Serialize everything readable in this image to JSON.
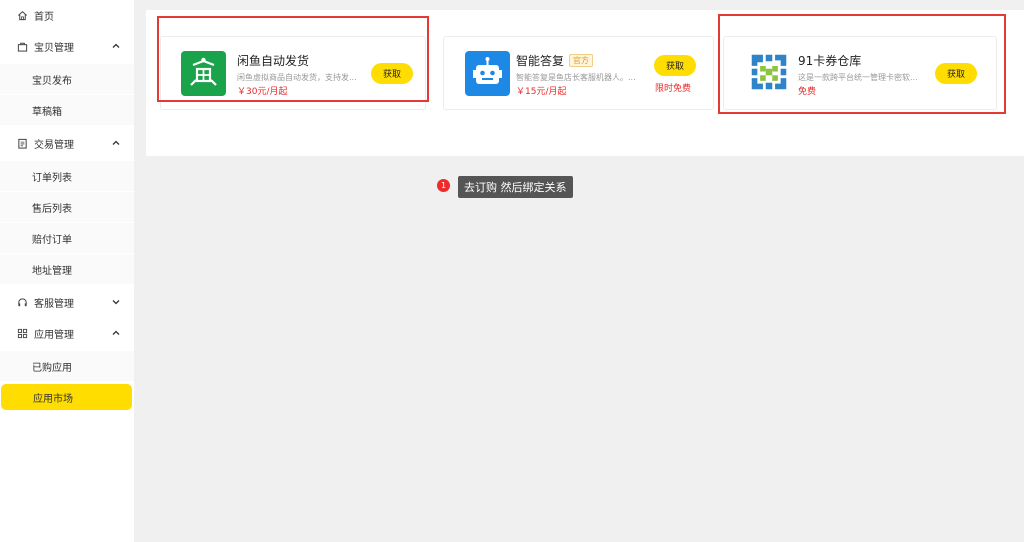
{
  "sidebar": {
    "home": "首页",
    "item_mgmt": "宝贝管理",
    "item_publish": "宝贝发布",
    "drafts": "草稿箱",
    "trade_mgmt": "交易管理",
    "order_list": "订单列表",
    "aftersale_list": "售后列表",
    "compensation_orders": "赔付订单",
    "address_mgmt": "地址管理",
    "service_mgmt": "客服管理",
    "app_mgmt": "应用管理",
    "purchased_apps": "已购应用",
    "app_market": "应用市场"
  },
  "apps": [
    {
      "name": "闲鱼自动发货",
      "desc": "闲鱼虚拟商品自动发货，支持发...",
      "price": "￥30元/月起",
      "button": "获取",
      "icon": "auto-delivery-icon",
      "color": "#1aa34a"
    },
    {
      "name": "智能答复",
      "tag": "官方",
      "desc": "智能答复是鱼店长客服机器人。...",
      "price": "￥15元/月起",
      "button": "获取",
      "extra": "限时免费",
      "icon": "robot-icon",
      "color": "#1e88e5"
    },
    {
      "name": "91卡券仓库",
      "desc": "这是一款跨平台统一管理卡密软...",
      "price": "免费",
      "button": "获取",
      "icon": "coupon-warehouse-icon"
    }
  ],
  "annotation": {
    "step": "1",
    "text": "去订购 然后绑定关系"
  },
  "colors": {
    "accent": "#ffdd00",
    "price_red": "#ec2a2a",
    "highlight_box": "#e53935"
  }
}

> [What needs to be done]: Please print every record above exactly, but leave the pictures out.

> [Output]:
Serialize everything readable in this image to JSON.
{
  "sidebar": {
    "home": "首页",
    "item_mgmt": "宝贝管理",
    "item_publish": "宝贝发布",
    "drafts": "草稿箱",
    "trade_mgmt": "交易管理",
    "order_list": "订单列表",
    "aftersale_list": "售后列表",
    "compensation_orders": "赔付订单",
    "address_mgmt": "地址管理",
    "service_mgmt": "客服管理",
    "app_mgmt": "应用管理",
    "purchased_apps": "已购应用",
    "app_market": "应用市场"
  },
  "apps": [
    {
      "name": "闲鱼自动发货",
      "desc": "闲鱼虚拟商品自动发货，支持发...",
      "price": "￥30元/月起",
      "button": "获取",
      "icon": "auto-delivery-icon",
      "color": "#1aa34a"
    },
    {
      "name": "智能答复",
      "tag": "官方",
      "desc": "智能答复是鱼店长客服机器人。...",
      "price": "￥15元/月起",
      "button": "获取",
      "extra": "限时免费",
      "icon": "robot-icon",
      "color": "#1e88e5"
    },
    {
      "name": "91卡券仓库",
      "desc": "这是一款跨平台统一管理卡密软...",
      "price": "免费",
      "button": "获取",
      "icon": "coupon-warehouse-icon"
    }
  ],
  "annotation": {
    "step": "1",
    "text": "去订购 然后绑定关系"
  },
  "colors": {
    "accent": "#ffdd00",
    "price_red": "#ec2a2a",
    "highlight_box": "#e53935"
  }
}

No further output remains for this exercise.